## AIM OF THE TASK
In how many lines of the entries below does "Supplies" appear? Give only the number.

Data records for software interfaces
==================================================

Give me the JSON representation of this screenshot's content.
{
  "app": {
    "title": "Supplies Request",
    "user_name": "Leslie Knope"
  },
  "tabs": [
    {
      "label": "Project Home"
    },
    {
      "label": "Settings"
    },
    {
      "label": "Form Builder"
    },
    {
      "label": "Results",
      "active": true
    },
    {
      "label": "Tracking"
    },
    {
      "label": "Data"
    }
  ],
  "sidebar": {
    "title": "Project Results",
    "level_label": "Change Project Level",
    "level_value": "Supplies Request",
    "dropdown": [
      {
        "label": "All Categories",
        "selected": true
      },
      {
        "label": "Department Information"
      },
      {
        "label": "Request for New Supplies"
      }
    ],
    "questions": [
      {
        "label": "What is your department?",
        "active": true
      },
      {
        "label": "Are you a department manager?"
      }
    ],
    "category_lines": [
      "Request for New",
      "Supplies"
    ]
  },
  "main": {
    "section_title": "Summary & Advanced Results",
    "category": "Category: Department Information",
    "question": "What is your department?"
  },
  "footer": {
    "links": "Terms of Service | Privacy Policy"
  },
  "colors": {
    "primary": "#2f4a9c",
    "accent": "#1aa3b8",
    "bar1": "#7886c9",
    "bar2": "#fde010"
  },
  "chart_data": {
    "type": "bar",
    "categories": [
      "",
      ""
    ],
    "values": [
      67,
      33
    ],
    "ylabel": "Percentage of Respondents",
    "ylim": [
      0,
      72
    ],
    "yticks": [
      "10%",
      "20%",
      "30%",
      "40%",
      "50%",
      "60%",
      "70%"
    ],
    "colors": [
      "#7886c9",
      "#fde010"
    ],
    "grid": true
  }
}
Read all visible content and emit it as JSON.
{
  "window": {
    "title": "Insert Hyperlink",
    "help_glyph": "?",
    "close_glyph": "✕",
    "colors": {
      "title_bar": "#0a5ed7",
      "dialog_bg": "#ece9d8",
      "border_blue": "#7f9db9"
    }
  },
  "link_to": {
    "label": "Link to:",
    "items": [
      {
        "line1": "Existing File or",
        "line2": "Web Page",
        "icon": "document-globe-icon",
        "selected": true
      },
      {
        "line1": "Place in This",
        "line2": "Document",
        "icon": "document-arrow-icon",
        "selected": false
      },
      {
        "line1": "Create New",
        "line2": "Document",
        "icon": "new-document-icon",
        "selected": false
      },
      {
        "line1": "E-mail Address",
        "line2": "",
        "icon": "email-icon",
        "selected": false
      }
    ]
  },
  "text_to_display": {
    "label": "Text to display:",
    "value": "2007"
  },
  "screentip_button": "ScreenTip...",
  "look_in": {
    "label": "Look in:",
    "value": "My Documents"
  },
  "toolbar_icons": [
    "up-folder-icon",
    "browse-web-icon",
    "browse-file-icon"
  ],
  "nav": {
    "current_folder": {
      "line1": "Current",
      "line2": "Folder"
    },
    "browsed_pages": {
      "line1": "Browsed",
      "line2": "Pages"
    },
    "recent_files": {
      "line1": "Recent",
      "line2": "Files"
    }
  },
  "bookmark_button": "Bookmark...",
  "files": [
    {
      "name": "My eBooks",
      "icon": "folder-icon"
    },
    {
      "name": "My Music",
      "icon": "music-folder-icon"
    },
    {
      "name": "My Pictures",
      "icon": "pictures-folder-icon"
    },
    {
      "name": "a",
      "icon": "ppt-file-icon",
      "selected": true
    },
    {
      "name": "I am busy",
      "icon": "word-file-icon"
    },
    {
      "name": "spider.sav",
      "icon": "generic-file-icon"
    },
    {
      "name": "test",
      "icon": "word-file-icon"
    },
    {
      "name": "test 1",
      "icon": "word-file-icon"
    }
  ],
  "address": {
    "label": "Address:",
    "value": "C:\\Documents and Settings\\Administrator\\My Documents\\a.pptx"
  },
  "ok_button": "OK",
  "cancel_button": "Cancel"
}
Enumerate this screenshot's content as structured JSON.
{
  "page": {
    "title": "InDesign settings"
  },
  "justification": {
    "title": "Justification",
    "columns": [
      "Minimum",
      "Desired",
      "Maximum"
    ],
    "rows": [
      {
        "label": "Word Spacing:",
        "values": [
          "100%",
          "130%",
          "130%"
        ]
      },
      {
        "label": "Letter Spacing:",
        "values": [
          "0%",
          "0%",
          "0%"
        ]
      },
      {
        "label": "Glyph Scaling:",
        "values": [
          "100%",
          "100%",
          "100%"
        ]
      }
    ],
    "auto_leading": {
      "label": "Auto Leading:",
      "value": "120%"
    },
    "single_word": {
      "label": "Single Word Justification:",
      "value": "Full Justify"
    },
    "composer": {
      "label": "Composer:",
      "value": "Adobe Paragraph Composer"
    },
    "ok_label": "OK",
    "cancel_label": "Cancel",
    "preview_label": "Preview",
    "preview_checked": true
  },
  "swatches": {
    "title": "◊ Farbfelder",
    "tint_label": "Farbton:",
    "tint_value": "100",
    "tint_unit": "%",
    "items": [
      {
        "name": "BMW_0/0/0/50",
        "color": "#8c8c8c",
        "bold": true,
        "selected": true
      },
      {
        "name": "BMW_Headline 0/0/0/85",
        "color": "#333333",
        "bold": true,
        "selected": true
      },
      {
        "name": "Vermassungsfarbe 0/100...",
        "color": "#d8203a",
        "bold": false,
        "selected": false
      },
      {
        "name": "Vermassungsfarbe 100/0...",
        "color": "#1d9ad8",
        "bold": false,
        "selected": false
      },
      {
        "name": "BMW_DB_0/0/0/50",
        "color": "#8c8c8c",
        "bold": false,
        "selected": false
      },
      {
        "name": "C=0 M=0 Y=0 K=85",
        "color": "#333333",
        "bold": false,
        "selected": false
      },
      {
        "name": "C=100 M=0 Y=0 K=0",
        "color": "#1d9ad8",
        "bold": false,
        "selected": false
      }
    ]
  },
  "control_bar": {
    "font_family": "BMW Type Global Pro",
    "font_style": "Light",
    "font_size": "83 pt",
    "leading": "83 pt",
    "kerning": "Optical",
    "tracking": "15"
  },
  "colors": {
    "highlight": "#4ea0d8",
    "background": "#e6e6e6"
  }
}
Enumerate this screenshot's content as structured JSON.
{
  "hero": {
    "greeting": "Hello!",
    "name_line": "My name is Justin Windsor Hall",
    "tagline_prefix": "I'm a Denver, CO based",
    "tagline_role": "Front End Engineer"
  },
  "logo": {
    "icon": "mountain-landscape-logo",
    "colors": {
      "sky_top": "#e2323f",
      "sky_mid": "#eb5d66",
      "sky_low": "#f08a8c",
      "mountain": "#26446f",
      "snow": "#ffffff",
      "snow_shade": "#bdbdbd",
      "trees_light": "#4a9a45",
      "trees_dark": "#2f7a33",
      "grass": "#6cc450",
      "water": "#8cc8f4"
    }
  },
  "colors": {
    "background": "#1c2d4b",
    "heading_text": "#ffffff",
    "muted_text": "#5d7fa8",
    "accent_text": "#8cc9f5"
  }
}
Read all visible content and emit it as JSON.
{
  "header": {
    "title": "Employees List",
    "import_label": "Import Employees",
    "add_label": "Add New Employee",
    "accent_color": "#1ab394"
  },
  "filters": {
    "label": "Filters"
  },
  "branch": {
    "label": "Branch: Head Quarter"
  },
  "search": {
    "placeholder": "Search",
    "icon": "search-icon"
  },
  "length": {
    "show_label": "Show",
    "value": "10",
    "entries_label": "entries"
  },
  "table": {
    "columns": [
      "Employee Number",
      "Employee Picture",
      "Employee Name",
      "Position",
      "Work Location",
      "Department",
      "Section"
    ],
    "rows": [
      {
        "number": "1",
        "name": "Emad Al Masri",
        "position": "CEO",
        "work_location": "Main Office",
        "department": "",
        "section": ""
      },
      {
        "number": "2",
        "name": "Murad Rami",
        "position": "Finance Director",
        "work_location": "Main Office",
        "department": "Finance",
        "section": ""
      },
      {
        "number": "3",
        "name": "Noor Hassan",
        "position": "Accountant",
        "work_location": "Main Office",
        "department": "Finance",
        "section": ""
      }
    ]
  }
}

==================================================

## OUTPUT OF THE EXERCISE
4